● Task details:
Take each line of the data that contains the string "Sales" and copy it.

++++ Extracted data ++++

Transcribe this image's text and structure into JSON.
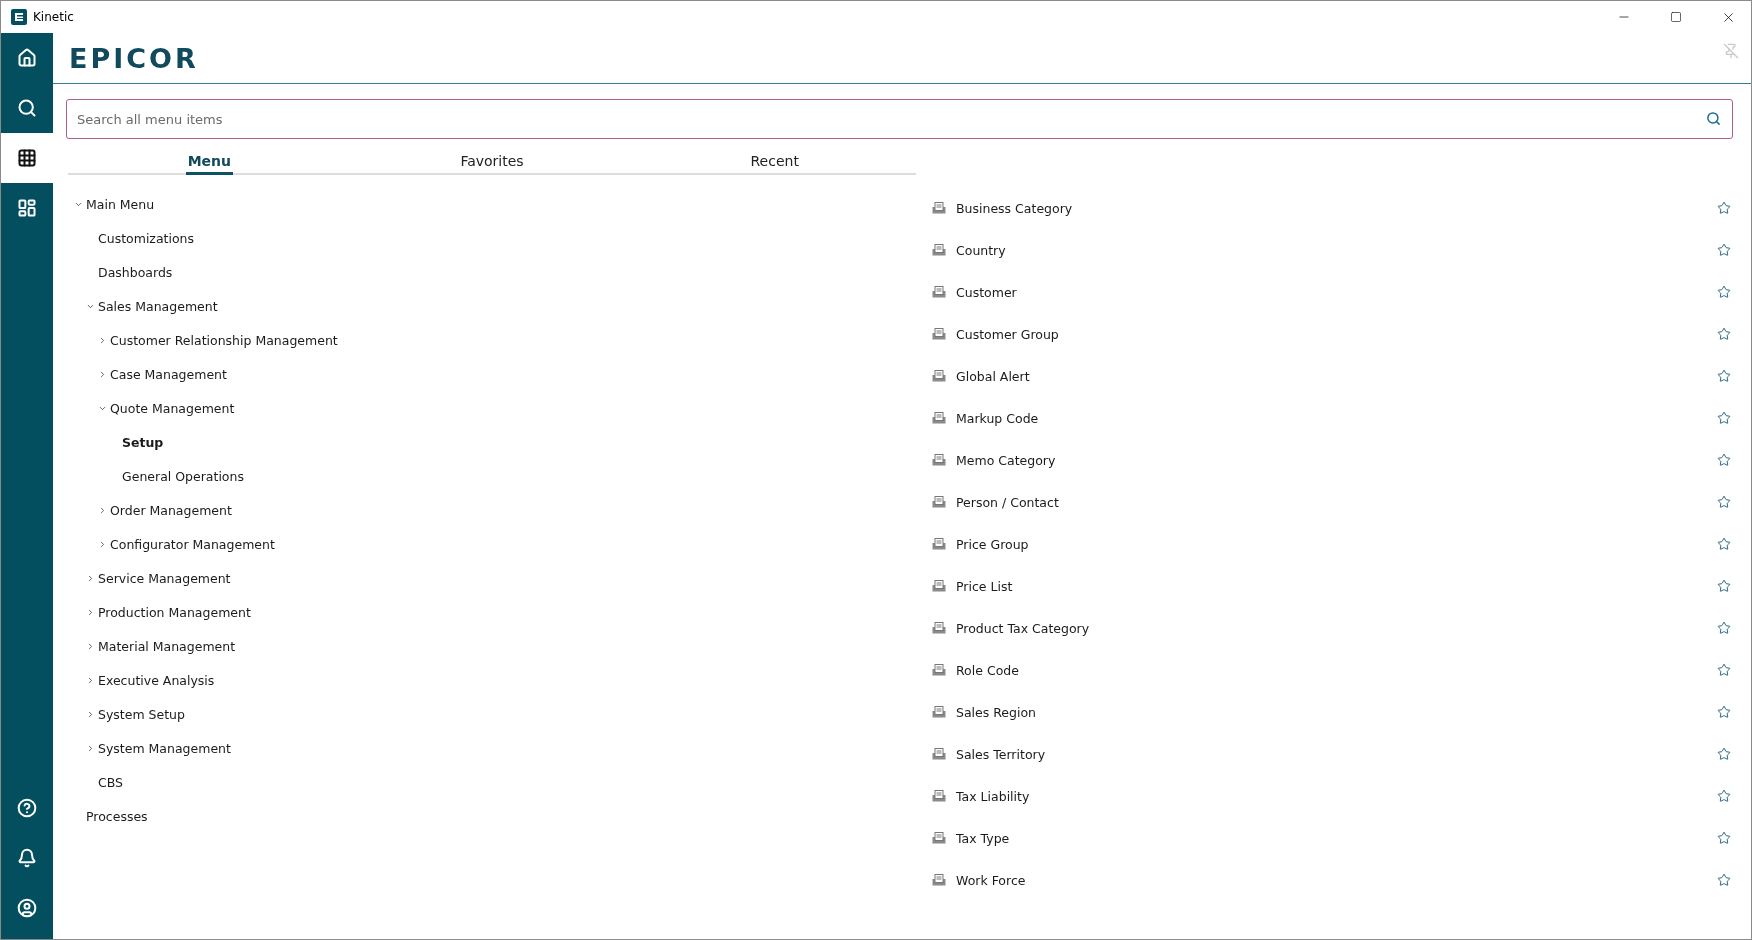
{
  "window": {
    "title": "Kinetic"
  },
  "sidebar": {
    "top": [
      {
        "kind": "home",
        "selected": false
      },
      {
        "kind": "search",
        "selected": false
      },
      {
        "kind": "apps",
        "selected": true
      },
      {
        "kind": "dashboard",
        "selected": false
      }
    ],
    "bottom": [
      {
        "kind": "help",
        "selected": false
      },
      {
        "kind": "bell",
        "selected": false
      },
      {
        "kind": "user",
        "selected": false
      }
    ]
  },
  "logo": "EPICOR",
  "search": {
    "placeholder": "Search all menu items"
  },
  "tabs": [
    {
      "label": "Menu",
      "selected": true
    },
    {
      "label": "Favorites",
      "selected": false
    },
    {
      "label": "Recent",
      "selected": false
    }
  ],
  "tree": [
    {
      "label": "Main Menu",
      "selected": false,
      "expanded": true,
      "children": [
        {
          "label": "Customizations",
          "selected": false
        },
        {
          "label": "Dashboards",
          "selected": false
        },
        {
          "label": "Sales Management",
          "selected": false,
          "expanded": true,
          "children": [
            {
              "label": "Customer Relationship Management",
              "selected": false,
              "expanded": false
            },
            {
              "label": "Case Management",
              "selected": false,
              "expanded": false
            },
            {
              "label": "Quote Management",
              "selected": false,
              "expanded": true,
              "children": [
                {
                  "label": "Setup",
                  "selected": true
                },
                {
                  "label": "General Operations",
                  "selected": false
                }
              ]
            },
            {
              "label": "Order Management",
              "selected": false,
              "expanded": false
            },
            {
              "label": "Configurator Management",
              "selected": false,
              "expanded": false
            }
          ]
        },
        {
          "label": "Service Management",
          "selected": false,
          "expanded": false
        },
        {
          "label": "Production Management",
          "selected": false,
          "expanded": false
        },
        {
          "label": "Material Management",
          "selected": false,
          "expanded": false
        },
        {
          "label": "Executive Analysis",
          "selected": false,
          "expanded": false
        },
        {
          "label": "System Setup",
          "selected": false,
          "expanded": false
        },
        {
          "label": "System Management",
          "selected": false,
          "expanded": false
        },
        {
          "label": "CBS",
          "selected": false
        }
      ]
    },
    {
      "label": "Processes",
      "selected": false
    }
  ],
  "items": [
    {
      "label": "Business Category",
      "favorite": false
    },
    {
      "label": "Country",
      "favorite": false
    },
    {
      "label": "Customer",
      "favorite": false
    },
    {
      "label": "Customer Group",
      "favorite": false
    },
    {
      "label": "Global Alert",
      "favorite": false
    },
    {
      "label": "Markup Code",
      "favorite": false
    },
    {
      "label": "Memo Category",
      "favorite": false
    },
    {
      "label": "Person / Contact",
      "favorite": false
    },
    {
      "label": "Price Group",
      "favorite": false
    },
    {
      "label": "Price List",
      "favorite": false
    },
    {
      "label": "Product Tax Category",
      "favorite": false
    },
    {
      "label": "Role Code",
      "favorite": false
    },
    {
      "label": "Sales Region",
      "favorite": false
    },
    {
      "label": "Sales Territory",
      "favorite": false
    },
    {
      "label": "Tax Liability",
      "favorite": false
    },
    {
      "label": "Tax Type",
      "favorite": false
    },
    {
      "label": "Work Force",
      "favorite": false
    }
  ]
}
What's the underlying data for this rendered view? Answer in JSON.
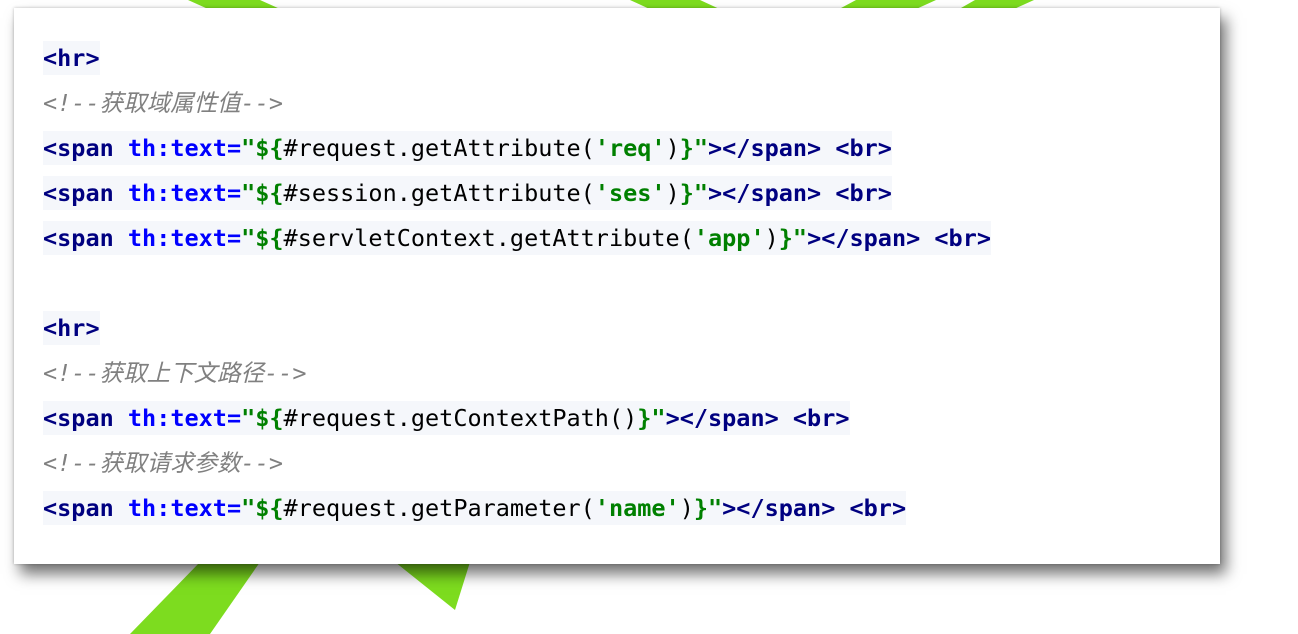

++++

● Expected output:
          "label": "Sales Management",
      "label": "Sales Region",
      "label": "Sales Territory",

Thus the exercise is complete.